Marketing and grassroots activity on social media sites like Facebook is a burgeoning field.  More and more people are recognizing the power and the variety of ways an organization can harness or benefit (or suffer, for that matter) from social media action.

The news today provides an example about why this trend is important.  According to The New York Times, Time Warner is closing its new economy magazine Business 2.0

What I find most interesting in the article is that it states: "A report in The New York Times in July that Time Inc. executives were considering closing the magazine mobilized some support among readers, who started a group on the social networking Web site Facebook."

The Huffington Post's media page linked to an Adage article with the headline: "Facebook Group Not Enough To Save 'Business 2.0'."  While this headline is true, it is very imprtant to note that one of the most read newspapers in the country, the Times, mentioned the Facebook group supporting the magazine.

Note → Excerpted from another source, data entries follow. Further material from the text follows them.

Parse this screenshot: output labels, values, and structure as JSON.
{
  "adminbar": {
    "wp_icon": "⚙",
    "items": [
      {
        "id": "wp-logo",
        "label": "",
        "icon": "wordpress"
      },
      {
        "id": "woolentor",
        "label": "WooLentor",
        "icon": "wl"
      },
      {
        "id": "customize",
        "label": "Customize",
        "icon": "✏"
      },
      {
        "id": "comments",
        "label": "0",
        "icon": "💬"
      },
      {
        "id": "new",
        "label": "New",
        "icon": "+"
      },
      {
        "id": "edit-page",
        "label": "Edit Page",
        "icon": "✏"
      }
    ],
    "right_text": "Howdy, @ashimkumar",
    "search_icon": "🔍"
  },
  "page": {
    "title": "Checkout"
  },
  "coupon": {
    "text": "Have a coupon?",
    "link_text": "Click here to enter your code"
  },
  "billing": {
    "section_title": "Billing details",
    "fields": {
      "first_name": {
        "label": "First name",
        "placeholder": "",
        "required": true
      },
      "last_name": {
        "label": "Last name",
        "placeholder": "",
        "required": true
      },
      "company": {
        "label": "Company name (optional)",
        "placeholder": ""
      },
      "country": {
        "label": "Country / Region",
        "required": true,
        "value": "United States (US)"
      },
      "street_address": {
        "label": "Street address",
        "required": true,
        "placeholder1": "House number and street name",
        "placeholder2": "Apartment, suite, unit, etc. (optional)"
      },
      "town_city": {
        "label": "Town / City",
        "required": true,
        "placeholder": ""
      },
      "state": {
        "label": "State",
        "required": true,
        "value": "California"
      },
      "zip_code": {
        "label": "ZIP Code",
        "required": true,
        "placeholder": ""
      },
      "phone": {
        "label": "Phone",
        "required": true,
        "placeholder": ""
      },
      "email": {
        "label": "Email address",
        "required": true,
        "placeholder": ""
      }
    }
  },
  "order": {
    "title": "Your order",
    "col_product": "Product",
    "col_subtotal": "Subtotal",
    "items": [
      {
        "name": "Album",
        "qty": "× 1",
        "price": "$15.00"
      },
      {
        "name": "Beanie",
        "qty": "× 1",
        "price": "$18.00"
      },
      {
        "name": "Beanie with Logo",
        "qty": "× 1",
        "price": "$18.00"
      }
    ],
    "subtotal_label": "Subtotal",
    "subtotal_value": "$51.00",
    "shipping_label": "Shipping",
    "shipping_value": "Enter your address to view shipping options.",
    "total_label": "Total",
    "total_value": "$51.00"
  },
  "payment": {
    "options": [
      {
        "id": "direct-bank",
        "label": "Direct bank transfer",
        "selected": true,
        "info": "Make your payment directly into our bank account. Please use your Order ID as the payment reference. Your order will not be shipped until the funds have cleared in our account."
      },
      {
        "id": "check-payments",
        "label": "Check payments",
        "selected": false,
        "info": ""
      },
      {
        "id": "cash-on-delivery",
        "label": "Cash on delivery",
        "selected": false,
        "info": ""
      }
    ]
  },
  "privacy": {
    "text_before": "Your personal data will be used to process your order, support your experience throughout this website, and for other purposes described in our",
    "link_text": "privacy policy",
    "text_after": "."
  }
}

The moral of the story is that the mainstream media organizations pay attention to social media — particularly the larger and better known sites.  Creative efforts, embarked by organizations or their supporters and detractors, may get significant media attention.  Therefore, it is important for organizations to pay attention to this part of the web as well.